### Problem description
Return only how many lines in the data include the string "steps".

Start of Block

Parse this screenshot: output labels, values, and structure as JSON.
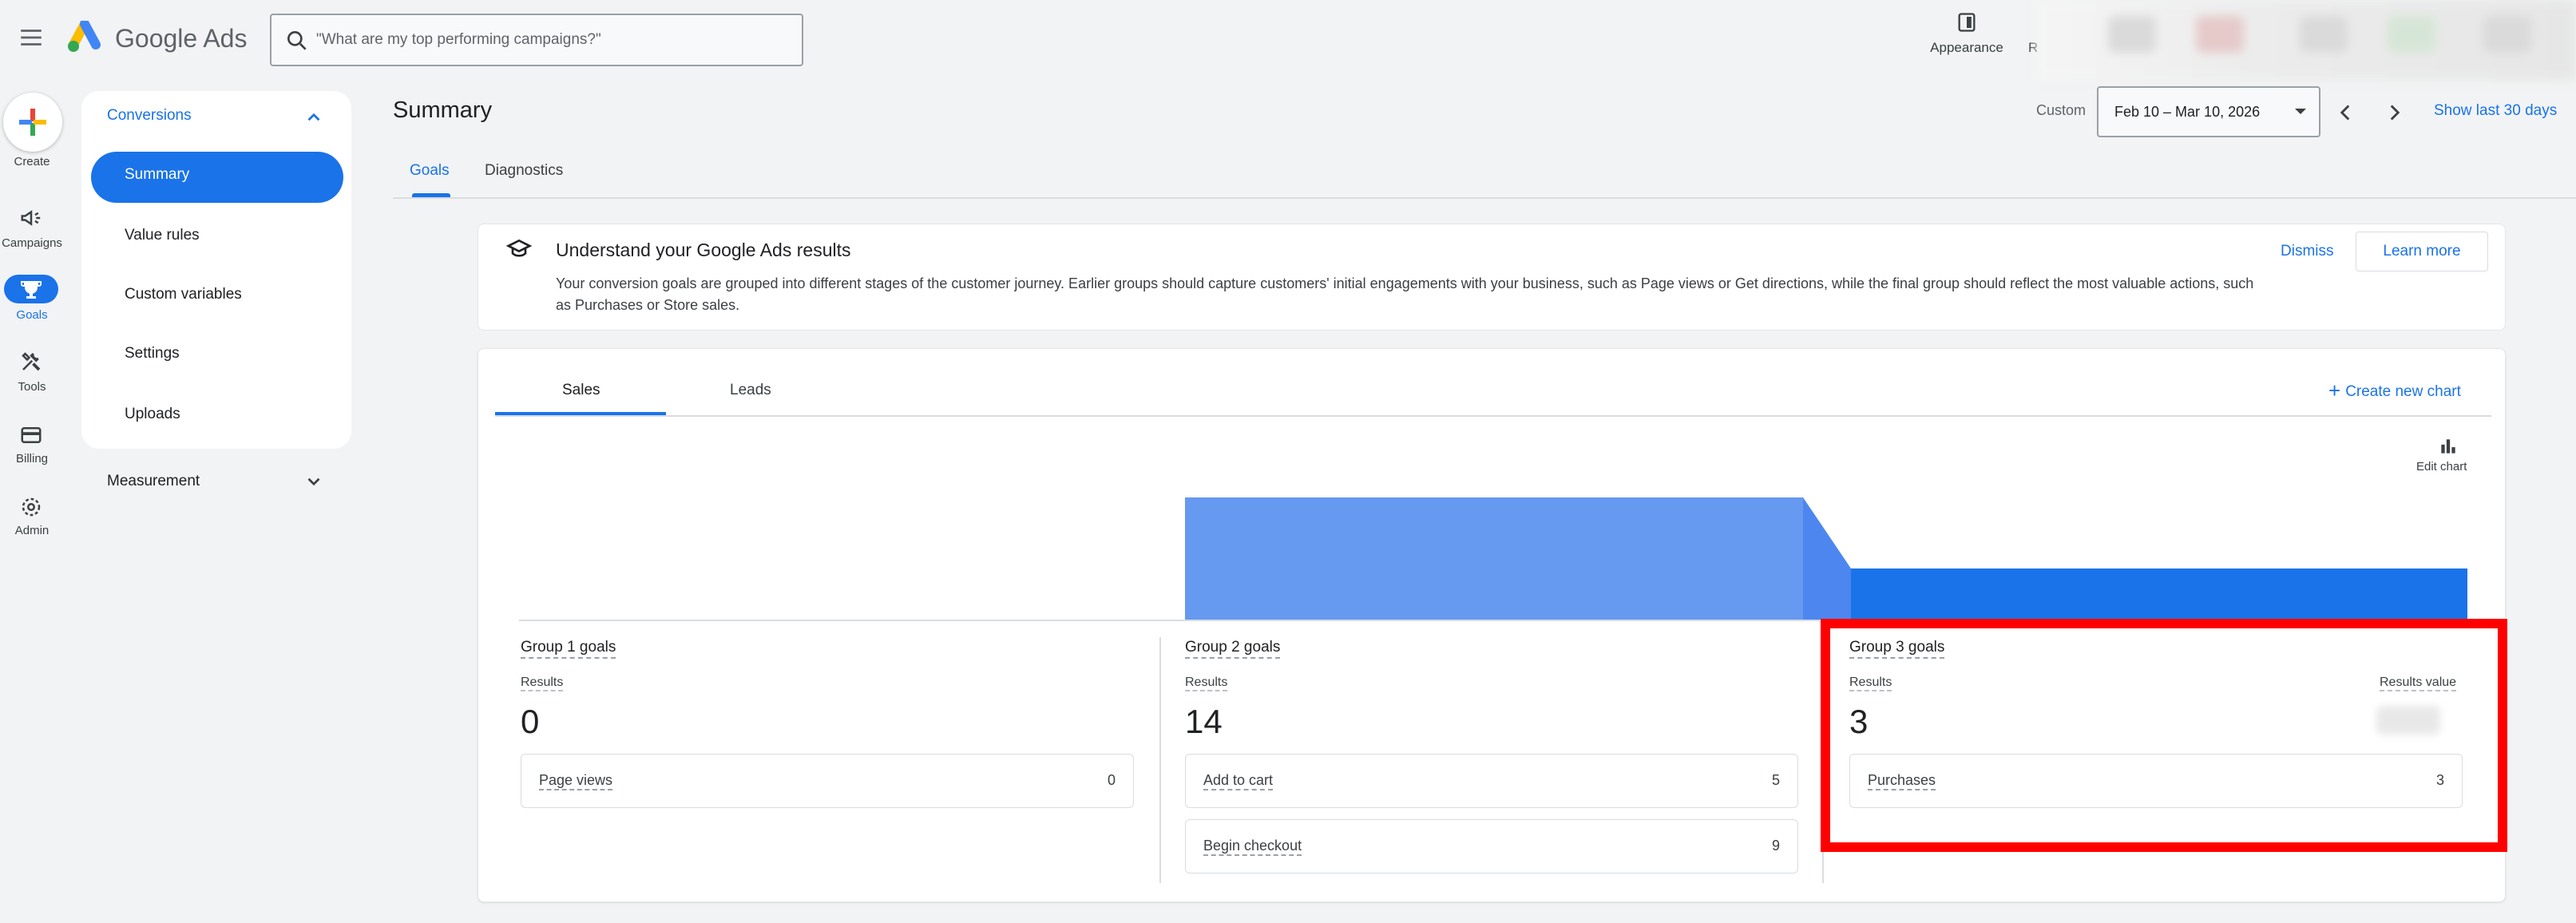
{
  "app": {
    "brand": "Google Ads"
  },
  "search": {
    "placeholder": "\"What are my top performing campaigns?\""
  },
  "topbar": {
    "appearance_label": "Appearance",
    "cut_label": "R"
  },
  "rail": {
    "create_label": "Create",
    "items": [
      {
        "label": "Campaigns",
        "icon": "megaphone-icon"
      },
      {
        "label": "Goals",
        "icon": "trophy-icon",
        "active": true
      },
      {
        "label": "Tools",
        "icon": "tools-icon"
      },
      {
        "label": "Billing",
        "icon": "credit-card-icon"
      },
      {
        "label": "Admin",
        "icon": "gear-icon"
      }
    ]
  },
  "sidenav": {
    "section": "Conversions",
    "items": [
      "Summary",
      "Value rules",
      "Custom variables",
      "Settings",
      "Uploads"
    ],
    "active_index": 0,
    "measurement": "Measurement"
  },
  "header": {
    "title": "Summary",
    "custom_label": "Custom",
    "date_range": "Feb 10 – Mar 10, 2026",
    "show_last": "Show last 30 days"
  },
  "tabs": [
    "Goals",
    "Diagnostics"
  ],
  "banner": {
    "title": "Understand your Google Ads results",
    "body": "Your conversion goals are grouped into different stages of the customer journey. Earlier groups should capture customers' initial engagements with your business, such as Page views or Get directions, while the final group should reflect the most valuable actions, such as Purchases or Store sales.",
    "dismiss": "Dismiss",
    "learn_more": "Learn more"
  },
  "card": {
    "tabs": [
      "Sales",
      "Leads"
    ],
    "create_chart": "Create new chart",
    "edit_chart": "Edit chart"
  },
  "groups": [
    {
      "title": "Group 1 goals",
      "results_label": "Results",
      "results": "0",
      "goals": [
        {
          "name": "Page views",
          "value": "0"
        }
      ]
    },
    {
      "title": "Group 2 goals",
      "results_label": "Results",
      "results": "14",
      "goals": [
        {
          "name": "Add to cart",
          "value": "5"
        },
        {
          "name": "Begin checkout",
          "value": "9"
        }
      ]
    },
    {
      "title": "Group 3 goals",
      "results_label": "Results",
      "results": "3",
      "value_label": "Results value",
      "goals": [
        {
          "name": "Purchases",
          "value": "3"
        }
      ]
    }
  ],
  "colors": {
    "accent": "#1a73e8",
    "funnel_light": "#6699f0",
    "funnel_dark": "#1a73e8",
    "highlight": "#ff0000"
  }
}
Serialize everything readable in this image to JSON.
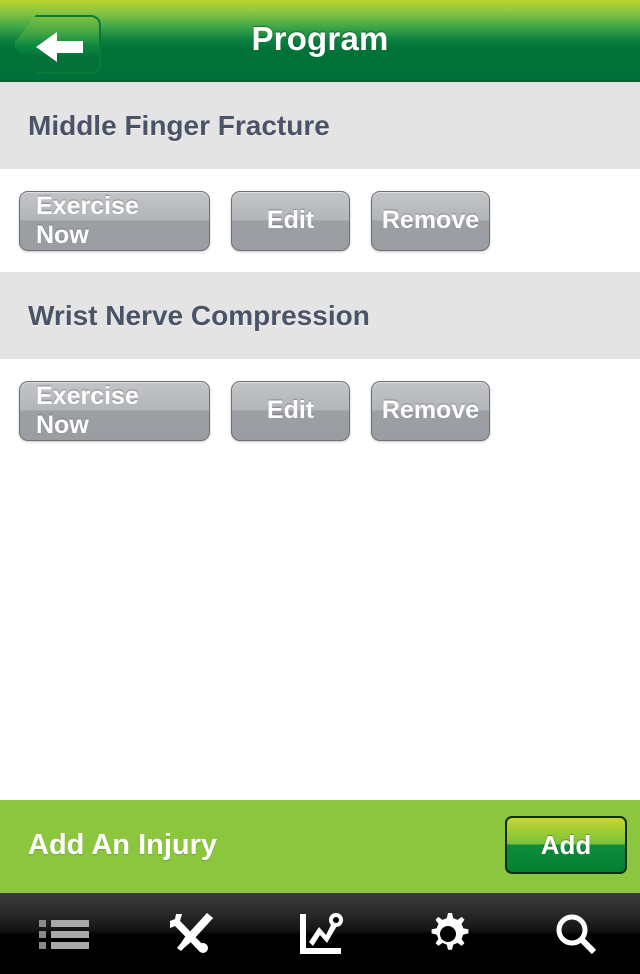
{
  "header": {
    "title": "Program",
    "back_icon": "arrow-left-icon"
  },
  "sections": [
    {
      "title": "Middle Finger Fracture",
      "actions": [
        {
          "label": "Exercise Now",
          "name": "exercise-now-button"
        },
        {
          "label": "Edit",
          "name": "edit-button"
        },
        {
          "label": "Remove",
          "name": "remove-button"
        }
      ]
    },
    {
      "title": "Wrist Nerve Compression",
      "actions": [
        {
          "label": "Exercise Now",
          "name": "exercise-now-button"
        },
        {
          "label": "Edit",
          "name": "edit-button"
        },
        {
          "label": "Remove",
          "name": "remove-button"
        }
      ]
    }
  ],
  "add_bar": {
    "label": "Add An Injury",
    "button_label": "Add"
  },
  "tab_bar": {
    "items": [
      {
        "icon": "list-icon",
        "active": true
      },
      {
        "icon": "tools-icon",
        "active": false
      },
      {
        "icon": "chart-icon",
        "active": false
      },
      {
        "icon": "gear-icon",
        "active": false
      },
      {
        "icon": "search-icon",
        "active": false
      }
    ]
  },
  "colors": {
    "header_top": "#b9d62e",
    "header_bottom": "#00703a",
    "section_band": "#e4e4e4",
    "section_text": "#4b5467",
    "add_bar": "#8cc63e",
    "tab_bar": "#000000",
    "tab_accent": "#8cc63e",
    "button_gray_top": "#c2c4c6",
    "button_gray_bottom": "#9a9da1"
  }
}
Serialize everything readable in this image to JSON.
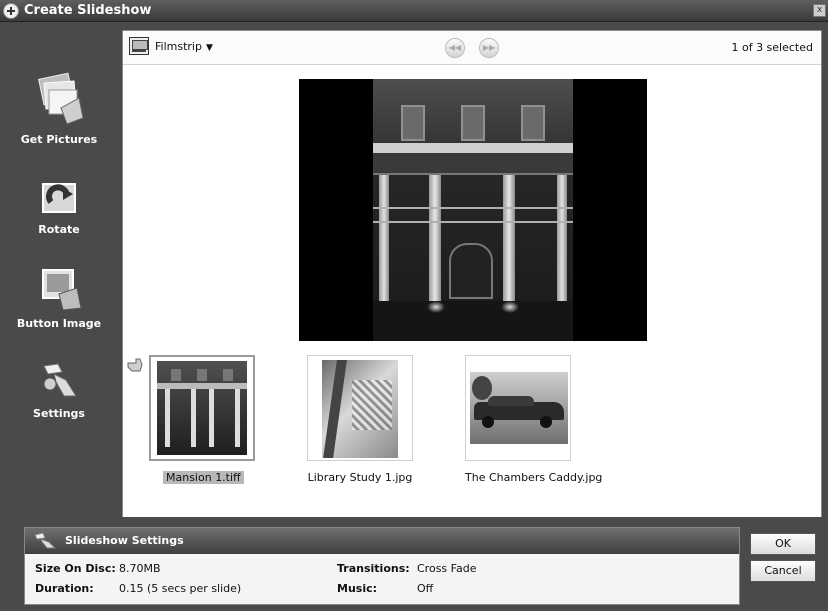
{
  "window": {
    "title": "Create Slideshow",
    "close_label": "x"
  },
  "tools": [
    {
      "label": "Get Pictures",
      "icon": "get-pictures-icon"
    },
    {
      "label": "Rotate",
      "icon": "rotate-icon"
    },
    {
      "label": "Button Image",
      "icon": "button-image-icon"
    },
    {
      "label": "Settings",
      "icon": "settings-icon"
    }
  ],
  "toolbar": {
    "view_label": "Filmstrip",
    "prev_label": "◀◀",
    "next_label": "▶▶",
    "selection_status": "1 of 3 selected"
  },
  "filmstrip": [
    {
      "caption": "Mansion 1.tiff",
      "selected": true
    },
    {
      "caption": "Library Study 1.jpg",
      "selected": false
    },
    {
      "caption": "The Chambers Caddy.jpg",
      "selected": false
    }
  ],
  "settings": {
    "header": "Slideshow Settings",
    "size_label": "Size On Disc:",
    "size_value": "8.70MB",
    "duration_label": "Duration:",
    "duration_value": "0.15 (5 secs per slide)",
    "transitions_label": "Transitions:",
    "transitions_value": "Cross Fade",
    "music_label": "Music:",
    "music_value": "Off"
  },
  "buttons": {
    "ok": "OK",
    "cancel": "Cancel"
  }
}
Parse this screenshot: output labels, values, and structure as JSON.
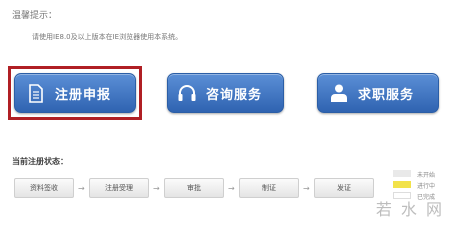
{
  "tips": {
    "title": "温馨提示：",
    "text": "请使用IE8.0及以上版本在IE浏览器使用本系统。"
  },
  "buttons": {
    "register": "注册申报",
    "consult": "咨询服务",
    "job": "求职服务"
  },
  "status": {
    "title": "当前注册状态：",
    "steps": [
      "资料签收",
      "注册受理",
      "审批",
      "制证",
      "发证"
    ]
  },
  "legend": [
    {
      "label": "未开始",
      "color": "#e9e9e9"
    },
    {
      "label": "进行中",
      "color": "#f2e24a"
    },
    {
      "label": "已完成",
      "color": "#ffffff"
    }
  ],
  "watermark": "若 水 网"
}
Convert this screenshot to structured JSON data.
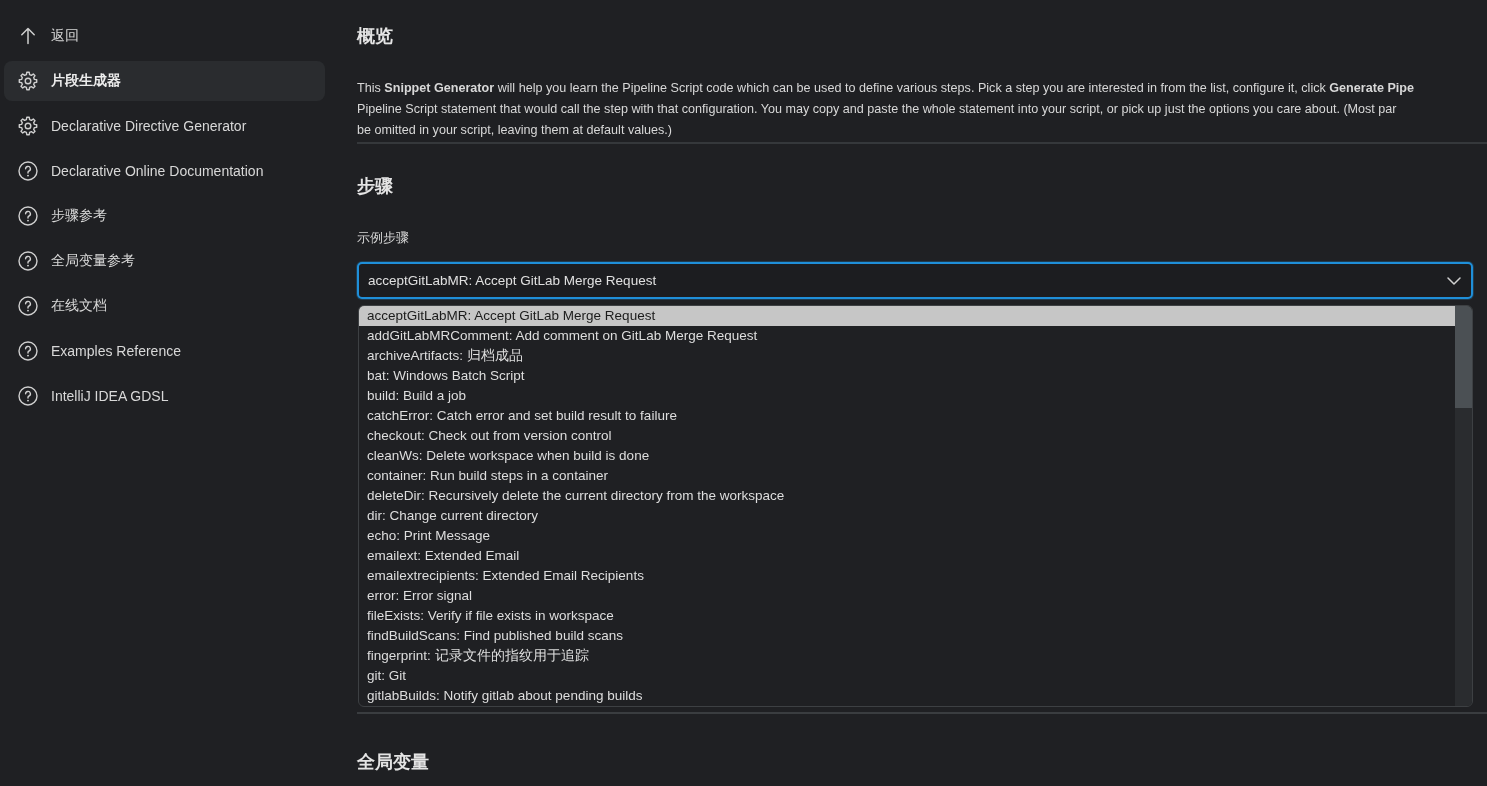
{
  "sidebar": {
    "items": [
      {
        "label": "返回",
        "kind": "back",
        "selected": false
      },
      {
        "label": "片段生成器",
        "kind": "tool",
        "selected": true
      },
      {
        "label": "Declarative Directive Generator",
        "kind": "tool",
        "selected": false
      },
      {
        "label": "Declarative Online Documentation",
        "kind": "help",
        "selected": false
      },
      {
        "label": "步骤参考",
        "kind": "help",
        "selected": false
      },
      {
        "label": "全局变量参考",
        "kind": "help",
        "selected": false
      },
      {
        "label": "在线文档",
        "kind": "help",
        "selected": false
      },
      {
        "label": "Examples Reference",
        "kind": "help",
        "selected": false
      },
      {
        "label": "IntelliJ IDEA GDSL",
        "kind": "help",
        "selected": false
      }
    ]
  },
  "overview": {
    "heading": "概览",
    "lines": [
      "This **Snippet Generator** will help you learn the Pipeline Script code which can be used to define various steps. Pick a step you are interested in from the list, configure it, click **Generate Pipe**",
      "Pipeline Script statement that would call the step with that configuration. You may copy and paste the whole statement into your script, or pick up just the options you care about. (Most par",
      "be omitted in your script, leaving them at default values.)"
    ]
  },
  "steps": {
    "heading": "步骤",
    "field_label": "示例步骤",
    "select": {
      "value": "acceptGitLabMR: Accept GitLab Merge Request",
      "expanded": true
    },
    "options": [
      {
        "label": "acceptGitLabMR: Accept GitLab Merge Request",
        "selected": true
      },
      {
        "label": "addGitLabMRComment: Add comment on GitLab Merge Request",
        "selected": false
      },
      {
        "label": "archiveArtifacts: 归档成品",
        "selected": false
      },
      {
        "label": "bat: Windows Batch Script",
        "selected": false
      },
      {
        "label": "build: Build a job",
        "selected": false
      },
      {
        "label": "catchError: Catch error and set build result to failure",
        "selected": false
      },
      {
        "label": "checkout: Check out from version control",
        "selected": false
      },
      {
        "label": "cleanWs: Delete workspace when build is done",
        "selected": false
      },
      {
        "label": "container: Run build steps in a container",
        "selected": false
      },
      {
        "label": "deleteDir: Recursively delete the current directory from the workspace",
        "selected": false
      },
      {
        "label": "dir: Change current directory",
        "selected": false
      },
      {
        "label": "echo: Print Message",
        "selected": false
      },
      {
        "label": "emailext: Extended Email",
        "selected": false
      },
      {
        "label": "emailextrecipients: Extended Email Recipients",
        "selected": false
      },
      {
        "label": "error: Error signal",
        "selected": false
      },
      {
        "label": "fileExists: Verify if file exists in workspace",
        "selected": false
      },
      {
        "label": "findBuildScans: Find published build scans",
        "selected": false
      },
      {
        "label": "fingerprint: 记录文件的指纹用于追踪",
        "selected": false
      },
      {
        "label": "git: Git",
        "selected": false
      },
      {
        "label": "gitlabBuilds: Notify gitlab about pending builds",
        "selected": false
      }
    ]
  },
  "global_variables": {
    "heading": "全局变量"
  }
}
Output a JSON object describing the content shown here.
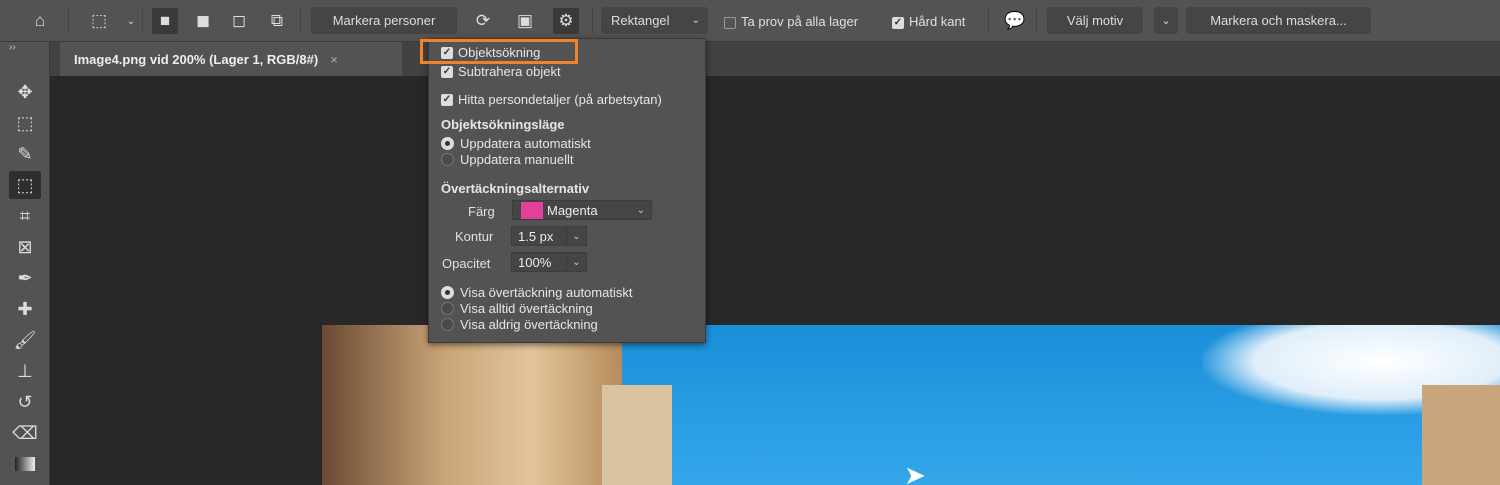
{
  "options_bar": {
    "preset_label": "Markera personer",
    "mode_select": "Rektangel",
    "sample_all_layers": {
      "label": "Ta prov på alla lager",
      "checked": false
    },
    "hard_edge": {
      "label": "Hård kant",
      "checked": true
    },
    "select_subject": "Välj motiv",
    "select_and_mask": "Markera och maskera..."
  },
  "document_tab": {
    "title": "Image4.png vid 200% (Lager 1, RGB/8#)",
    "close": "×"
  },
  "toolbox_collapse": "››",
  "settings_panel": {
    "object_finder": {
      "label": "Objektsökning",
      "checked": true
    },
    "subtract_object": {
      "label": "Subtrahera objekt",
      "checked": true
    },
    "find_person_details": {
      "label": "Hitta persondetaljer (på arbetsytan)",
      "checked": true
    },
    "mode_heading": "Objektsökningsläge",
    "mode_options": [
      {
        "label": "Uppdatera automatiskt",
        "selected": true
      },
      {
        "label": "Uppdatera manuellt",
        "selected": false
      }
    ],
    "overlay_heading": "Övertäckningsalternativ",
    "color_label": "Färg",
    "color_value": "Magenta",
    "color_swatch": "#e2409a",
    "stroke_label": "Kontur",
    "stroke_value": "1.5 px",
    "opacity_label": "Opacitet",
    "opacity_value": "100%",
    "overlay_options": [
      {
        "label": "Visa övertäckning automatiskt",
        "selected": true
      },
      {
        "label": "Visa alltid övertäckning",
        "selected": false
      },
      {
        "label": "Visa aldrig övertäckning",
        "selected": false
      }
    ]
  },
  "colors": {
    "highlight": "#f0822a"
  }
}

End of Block

### Response area
4